_WHAT YOU NEED TO DO_: Across the entries below, work out how many lines contain "vain". Respond with the number and no other text.

_DATA SUPPLIED_:
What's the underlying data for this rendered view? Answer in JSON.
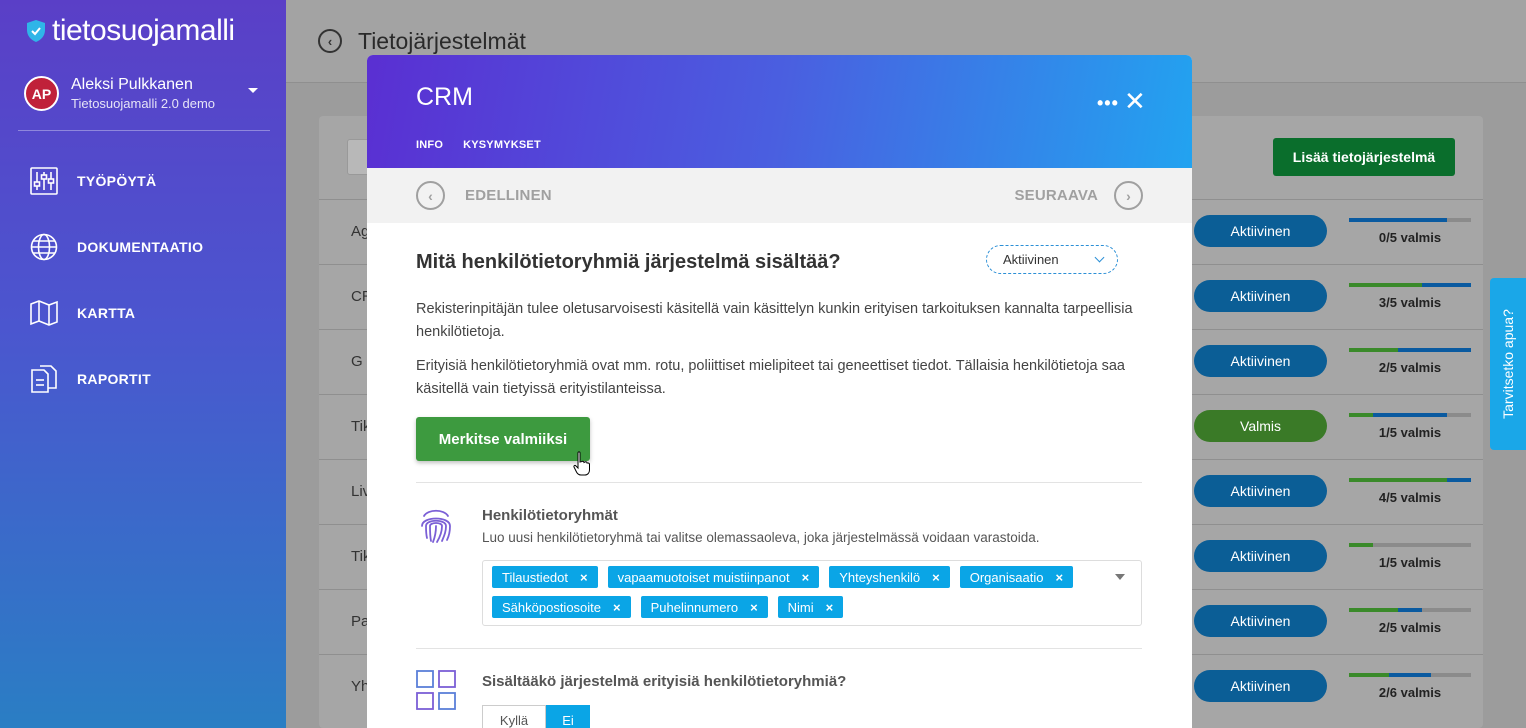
{
  "sidebar": {
    "logo": "tietosuojamalli",
    "user": {
      "initials": "AP",
      "name": "Aleksi Pulkkanen",
      "org": "Tietosuojamalli 2.0 demo"
    },
    "items": [
      {
        "label": "TYÖPÖYTÄ",
        "icon": "sliders-icon"
      },
      {
        "label": "DOKUMENTAATIO",
        "icon": "globe-icon"
      },
      {
        "label": "KARTTA",
        "icon": "map-icon"
      },
      {
        "label": "RAPORTIT",
        "icon": "documents-icon"
      }
    ]
  },
  "page": {
    "title": "Tietojärjestelmät",
    "add_button": "Lisää tietojärjestelmä",
    "rows": [
      {
        "label": "Ag",
        "status": "Aktiivinen",
        "progress_green": 0,
        "progress_blue": 0.8,
        "progress_text": "0/5 valmis"
      },
      {
        "label": "CR",
        "status": "Aktiivinen",
        "progress_green": 0.6,
        "progress_blue": 1.0,
        "progress_text": "3/5 valmis"
      },
      {
        "label": "G",
        "status": "Aktiivinen",
        "progress_green": 0.4,
        "progress_blue": 1.0,
        "progress_text": "2/5 valmis"
      },
      {
        "label": "Tik",
        "status": "Valmis",
        "progress_green": 0.2,
        "progress_blue": 0.8,
        "progress_text": "1/5 valmis"
      },
      {
        "label": "Liv",
        "status": "Aktiivinen",
        "progress_green": 0.8,
        "progress_blue": 1.0,
        "progress_text": "4/5 valmis"
      },
      {
        "label": "Tik",
        "status": "Aktiivinen",
        "progress_green": 0.2,
        "progress_blue": 0.2,
        "progress_text": "1/5 valmis"
      },
      {
        "label": "Pa",
        "status": "Aktiivinen",
        "progress_green": 0.4,
        "progress_blue": 0.6,
        "progress_text": "2/5 valmis"
      },
      {
        "label": "Yh",
        "status": "Aktiivinen",
        "progress_green": 0.33,
        "progress_blue": 0.67,
        "progress_text": "2/6 valmis"
      }
    ]
  },
  "help": {
    "label": "Tarvitsetko apua?"
  },
  "modal": {
    "title": "CRM",
    "more_label": "•••",
    "close_label": "✕",
    "tabs": [
      "INFO",
      "KYSYMYKSET"
    ],
    "prev_label": "EDELLINEN",
    "next_label": "SEURAAVA",
    "question": "Mitä henkilötietoryhmiä järjestelmä sisältää?",
    "status_select": "Aktiivinen",
    "para1": "Rekisterinpitäjän tulee oletusarvoisesti käsitellä vain käsittelyn kunkin erityisen tarkoituksen kannalta tarpeellisia henkilötietoja.",
    "para2": "Erityisiä henkilötietoryhmiä ovat mm. rotu, poliittiset mielipiteet tai geneettiset tiedot. Tällaisia henkilötietoja saa käsitellä vain tietyissä erityistilanteissa.",
    "mark_button": "Merkitse valmiiksi",
    "section1_title": "Henkilötietoryhmät",
    "section1_desc": "Luo uusi henkilötietoryhmä tai valitse olemassaoleva, joka järjestelmässä voidaan varastoida.",
    "tags": [
      "Tilaustiedot",
      "vapaamuotoiset muistiinpanot",
      "Yhteyshenkilö",
      "Organisaatio",
      "Sähköpostiosoite",
      "Puhelinnumero",
      "Nimi"
    ],
    "section2_title": "Sisältääkö järjestelmä erityisiä henkilötietoryhmiä?",
    "yes_label": "Kyllä",
    "no_label": "Ei"
  },
  "colors": {
    "accent": "#0aa5e6",
    "green": "#3d9a3f",
    "sidebar_top": "#5a3fc7",
    "sidebar_bottom": "#2a7ec4"
  }
}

_EXERCISE ANSWER_: 2